(Source material begins)
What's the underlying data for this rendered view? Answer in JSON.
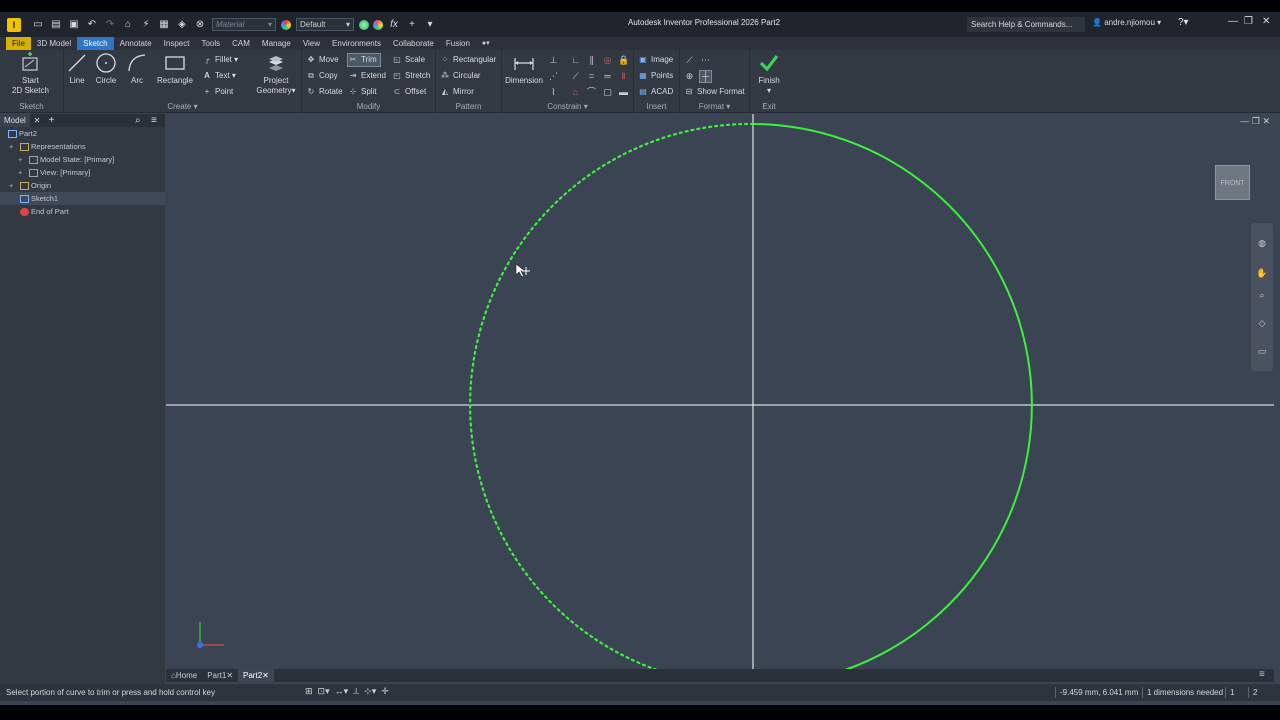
{
  "titlebar": {
    "material_placeholder": "Material",
    "appearance": "Default",
    "app_title": "Autodesk Inventor Professional 2026    Part2",
    "search_placeholder": "Search Help & Commands...",
    "user": "andre.njiomou"
  },
  "tabs": [
    "File",
    "3D Model",
    "Sketch",
    "Annotate",
    "Inspect",
    "Tools",
    "CAM",
    "Manage",
    "View",
    "Environments",
    "Collaborate",
    "Fusion"
  ],
  "active_tab": "Sketch",
  "ribbon": {
    "sketch_panel": {
      "title": "Sketch",
      "start_line1": "Start",
      "start_line2": "2D Sketch"
    },
    "create_panel": {
      "title": "Create",
      "line": "Line",
      "circle": "Circle",
      "arc": "Arc",
      "rectangle": "Rectangle",
      "fillet": "Fillet",
      "text": "Text",
      "point": "Point",
      "project_line1": "Project",
      "project_line2": "Geometry"
    },
    "modify_panel": {
      "title": "Modify",
      "move": "Move",
      "trim": "Trim",
      "scale": "Scale",
      "copy": "Copy",
      "extend": "Extend",
      "stretch": "Stretch",
      "rotate": "Rotate",
      "split": "Split",
      "offset": "Offset"
    },
    "pattern_panel": {
      "title": "Pattern",
      "rectangular": "Rectangular",
      "circular": "Circular",
      "mirror": "Mirror"
    },
    "constrain_panel": {
      "title": "Constrain",
      "dimension": "Dimension"
    },
    "insert_panel": {
      "title": "Insert",
      "image": "Image",
      "points": "Points",
      "acad": "ACAD"
    },
    "format_panel": {
      "title": "Format",
      "show_format": "Show Format"
    },
    "exit_panel": {
      "title": "Exit",
      "finish": "Finish"
    }
  },
  "browser": {
    "tab_label": "Model",
    "tree": [
      {
        "label": "Part2",
        "depth": 0,
        "icon": "part-icon"
      },
      {
        "label": "Representations",
        "depth": 1,
        "icon": "folder-icon"
      },
      {
        "label": "Model State: [Primary]",
        "depth": 2,
        "icon": "model-state-icon"
      },
      {
        "label": "View: [Primary]",
        "depth": 2,
        "icon": "view-icon"
      },
      {
        "label": "Origin",
        "depth": 1,
        "icon": "folder-icon"
      },
      {
        "label": "Sketch1",
        "depth": 1,
        "icon": "sketch-icon"
      },
      {
        "label": "End of Part",
        "depth": 1,
        "icon": "end-of-part-icon"
      }
    ]
  },
  "viewcube": {
    "face": "FRONT"
  },
  "doc_tabs": [
    "Home",
    "Part1",
    "Part2"
  ],
  "active_doc": "Part2",
  "status": {
    "message": "Select portion of curve to trim or press and hold control key",
    "coordinates": "-9.459 mm, 6.041 mm",
    "dimensions_needed": "1 dimensions needed",
    "count_a": "1",
    "count_b": "2"
  },
  "colors": {
    "canvas": "#3b4453",
    "sketch_curve": "#3cf03c",
    "axis": "#ffffff",
    "active_tab": "#2f75c5",
    "file_tab": "#d8b000"
  }
}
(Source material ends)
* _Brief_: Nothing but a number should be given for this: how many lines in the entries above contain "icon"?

* _Solution for this exercise_: 7